→ **What this task involves**:
This task is to restate all of the entries exactly.

[Excerpted records — start]

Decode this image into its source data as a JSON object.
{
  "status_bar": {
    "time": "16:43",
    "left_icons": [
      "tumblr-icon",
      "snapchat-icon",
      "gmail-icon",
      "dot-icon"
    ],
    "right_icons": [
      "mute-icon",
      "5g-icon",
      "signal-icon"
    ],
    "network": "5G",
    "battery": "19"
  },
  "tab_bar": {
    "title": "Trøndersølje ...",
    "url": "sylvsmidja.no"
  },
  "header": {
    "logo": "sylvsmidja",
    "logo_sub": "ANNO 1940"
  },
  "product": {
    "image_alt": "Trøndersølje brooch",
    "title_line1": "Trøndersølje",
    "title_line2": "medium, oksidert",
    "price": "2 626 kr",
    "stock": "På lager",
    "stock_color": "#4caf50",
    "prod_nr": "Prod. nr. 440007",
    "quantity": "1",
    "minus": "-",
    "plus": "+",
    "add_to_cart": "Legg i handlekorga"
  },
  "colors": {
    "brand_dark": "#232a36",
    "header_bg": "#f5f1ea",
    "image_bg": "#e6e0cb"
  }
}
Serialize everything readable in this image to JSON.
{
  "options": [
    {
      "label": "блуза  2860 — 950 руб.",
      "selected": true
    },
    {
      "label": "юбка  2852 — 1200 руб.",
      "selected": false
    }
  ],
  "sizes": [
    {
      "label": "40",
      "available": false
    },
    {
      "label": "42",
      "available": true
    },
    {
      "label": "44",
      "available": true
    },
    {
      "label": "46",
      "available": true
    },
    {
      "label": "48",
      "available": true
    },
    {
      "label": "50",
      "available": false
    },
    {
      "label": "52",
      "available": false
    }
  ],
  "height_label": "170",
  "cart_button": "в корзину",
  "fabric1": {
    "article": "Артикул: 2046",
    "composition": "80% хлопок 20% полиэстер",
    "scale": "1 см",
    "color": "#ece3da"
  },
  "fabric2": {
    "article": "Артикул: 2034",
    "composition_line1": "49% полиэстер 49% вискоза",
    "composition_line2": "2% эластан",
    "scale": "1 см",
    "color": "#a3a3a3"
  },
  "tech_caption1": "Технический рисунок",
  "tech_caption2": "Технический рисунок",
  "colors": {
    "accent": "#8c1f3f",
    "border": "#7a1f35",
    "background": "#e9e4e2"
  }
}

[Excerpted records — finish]

→ **Expected output**:
Decode this image into its source data as a JSON object.
{
  "status_bar": {
    "time": "16:43",
    "left_icons": [
      "tumblr-icon",
      "snapchat-icon",
      "gmail-icon",
      "dot-icon"
    ],
    "right_icons": [
      "mute-icon",
      "5g-icon",
      "signal-icon"
    ],
    "network": "5G",
    "battery": "19"
  },
  "tab_bar": {
    "title": "Trøndersølje ...",
    "url": "sylvsmidja.no"
  },
  "header": {
    "logo": "sylvsmidja",
    "logo_sub": "ANNO 1940"
  },
  "product": {
    "image_alt": "Trøndersølje brooch",
    "title_line1": "Trøndersølje",
    "title_line2": "medium, oksidert",
    "price": "2 626 kr",
    "stock": "På lager",
    "stock_color": "#4caf50",
    "prod_nr": "Prod. nr. 440007",
    "quantity": "1",
    "minus": "-",
    "plus": "+",
    "add_to_cart": "Legg i handlekorga"
  },
  "colors": {
    "brand_dark": "#232a36",
    "header_bg": "#f5f1ea",
    "image_bg": "#e6e0cb"
  }
}
Serialize everything readable in this image to JSON.
{
  "options": [
    {
      "label": "блуза  2860 — 950 руб.",
      "selected": true
    },
    {
      "label": "юбка  2852 — 1200 руб.",
      "selected": false
    }
  ],
  "sizes": [
    {
      "label": "40",
      "available": false
    },
    {
      "label": "42",
      "available": true
    },
    {
      "label": "44",
      "available": true
    },
    {
      "label": "46",
      "available": true
    },
    {
      "label": "48",
      "available": true
    },
    {
      "label": "50",
      "available": false
    },
    {
      "label": "52",
      "available": false
    }
  ],
  "height_label": "170",
  "cart_button": "в корзину",
  "fabric1": {
    "article": "Артикул: 2046",
    "composition": "80% хлопок 20% полиэстер",
    "scale": "1 см",
    "color": "#ece3da"
  },
  "fabric2": {
    "article": "Артикул: 2034",
    "composition_line1": "49% полиэстер 49% вискоза",
    "composition_line2": "2% эластан",
    "scale": "1 см",
    "color": "#a3a3a3"
  },
  "tech_caption1": "Технический рисунок",
  "tech_caption2": "Технический рисунок",
  "colors": {
    "accent": "#8c1f3f",
    "border": "#7a1f35",
    "background": "#e9e4e2"
  }
}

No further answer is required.